For clarity, “chronic” here means “three dates in a row.” If your date arrives more than ten minutes late each time, don’t wait for his (or her) fourth arrival. Be gone. No doubt your date will have wonderful excuses, and one or two may even be sound. But three in a row is a pattern, and what the pattern says is: I don’t want to get into this. So neither do you.
Ketchup on eggs.
If one of those first dates is brunch, and your new friend reaches for the ketchup to put on her eggs, RED FLAG! I realize this may seem arbitrary or fussy. Or perhaps you think I’m making a class judgment here. Well, maybe I am! What’s wrong with that? All I know is: Nothing good ever comes of ketchup on eggs. And it’s really gross.
Rudeness to waiters.
And taxi drivers, and any-one else in a service job. I shouldn’t even have to explain why this is a dealbreaker. Just remember that it is.
It’s amazing how much a new prospect will tell you about her life on a first or second date—much more than she knows she’s saying. The question is: Do you hear it? If she launches into the story of her messy divorce, is her ex the villain in every respect? To me, that’s a red flag right there. Anyone who’s emotionally grounded should be able to see that two people, not one, contributed to a divorce.
A deep attachment to disturbing pets.
A golden retriever is fine, and cats are all right if they don’t do much. But I’m still haunted by the memory of an ancient, hairless dachshund that would manage to jump up on the bed during inopportune moments and bay. Not until the dog-owner chose to disengage herself from me and comfort the dog instead did I know that this was trouble.
During a first, incredibly romantic lunch with a new prospect some time ago, I mentioned that my most recent relationship had ended after a year. “A year,” my new friend marveled. “That’s so impressive! All of my relationships end after three months.” Of course I resolved to be the exception. Over the next weeks, which happened to include Christmas and New Year’s, we had an amazing time, both in New York City, where she had a charming Hell’s Kitchen walk-up, and at my house in the Hamptons. One Sunday, after I’d put her on the train home, I came back to find the most tenderly romantic note on my pillow, something about soul mates joined. The next week, for no outward cause, she called to break up with me. No argument, no terrible time, just end of story. Only later did I realize it was week 12. Lesson: When a woman over 35 tells you all her relationships have ended after a few months, RED FLAG.
Children with an issue or two? Maybe. Children who hate you? Watch out. Hopelessly spoiled or angry children, like D—’s? Head for the door.
Money stirs up so many issues , conscious and unconscious, far more than any magazine article can cover. For now, let’s just list two red flags you can spot early on. One: If a man suggests splitting the tab on a first date , the woman should pay—then bolt. I don’t say this is fair, especially if, for instance, the woman is a CEO and the man is a freelance writer. But it’s the way it is, and any man who tries to worm out of his society-given role as tab-picker-upper on the first (or second or third) date for the sake of saving a few bucks is a creep to be ditched. For men, an early red flag about money may not start waving until the third or fourth date. A lot of women begin life as daddy’s girls; a few stay that way. They feel men should provide them with the lifestyle to which they’ve grown accustomed from other men who did just that. If you’re a sugar daddy yourself, have fun. If not, back off. Over time you’ll only be despised—and dropped.

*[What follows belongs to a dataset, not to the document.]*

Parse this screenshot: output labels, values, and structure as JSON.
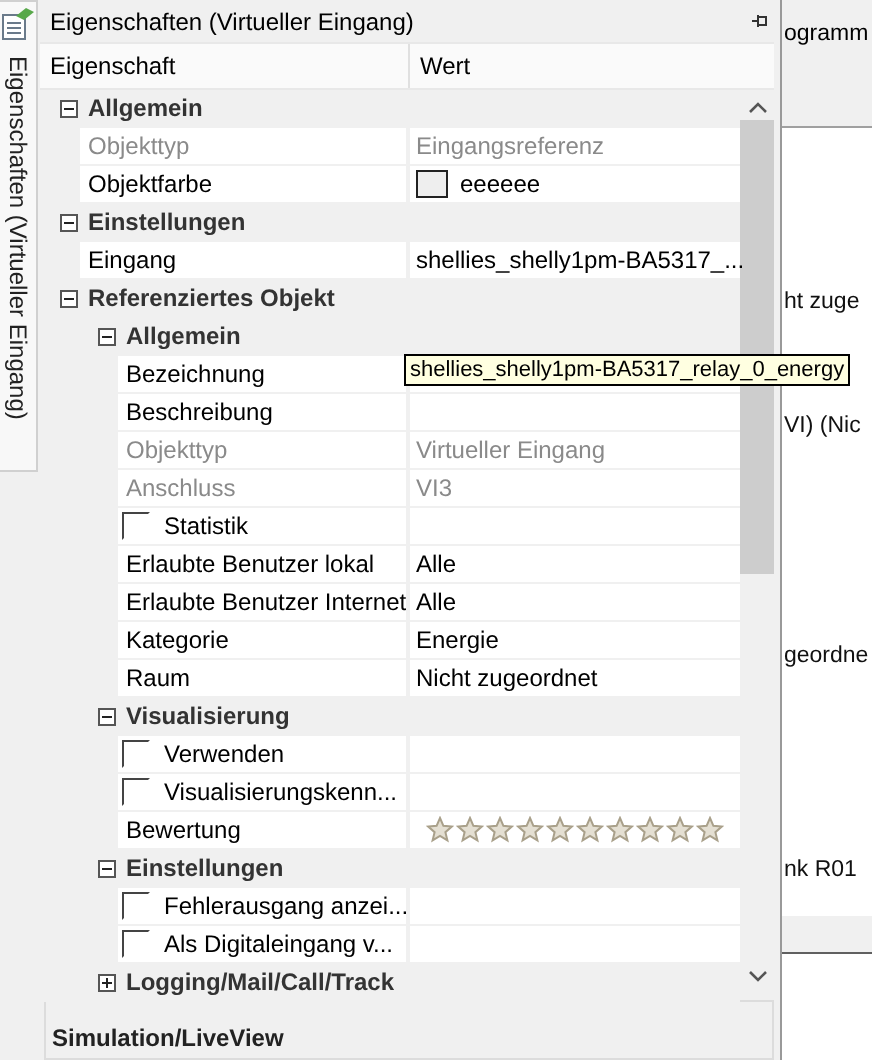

The Parent Trap.
Powerful emotions about one’s parents—positive or negative—are a huge red flag. For men, mother-worship is relationship death. One 50-year-old man I know has dated every single woman in New York and found, to his bafflement, that none is good enough—for his mother, that is. (She’s still calling the shots at age 85.) One of this guy’s many castoffs is a very attractive, successful woman of 42, whom I later dated myself. Now that I know both, I can only wonder who was the first to reject the other. It must have been like two gunfighters at the O.K. Corral. N— rejected me after three really nice dates because she decided my eight-year-old daughter, whom she hadn’t yet met, would be an “encumbrance” to our relationship. (Since she hadn’t met her, she couldn’t claim my daughter was a demon child.) Only after we became friends did I learn how much she resents both her parents. Coincidence? I don’t think so.
Your mother was right. They have to be clean. Dirty underwear is the hallmark of a secret slob, and every secret slob has many worse habits you don’t even want to think about—but will all too soon get to know if you don’t leave now.
The Anger Hum.
As he or she talks, not just about past romantic relationships but about work, friends, and family, listen for a low hum of anger, like a third rail running along the tracks of your new prospect’s life. For reasons I never quite figured out, I used to be attracted to women who had that vibe. Maybe it seemed sexy; maybe it reminded me of my mother. But I now know how to recognize anger—not shows of temper, which may be healthy in moderation, but the deeper, more destructive hum—and to back off when I hear it.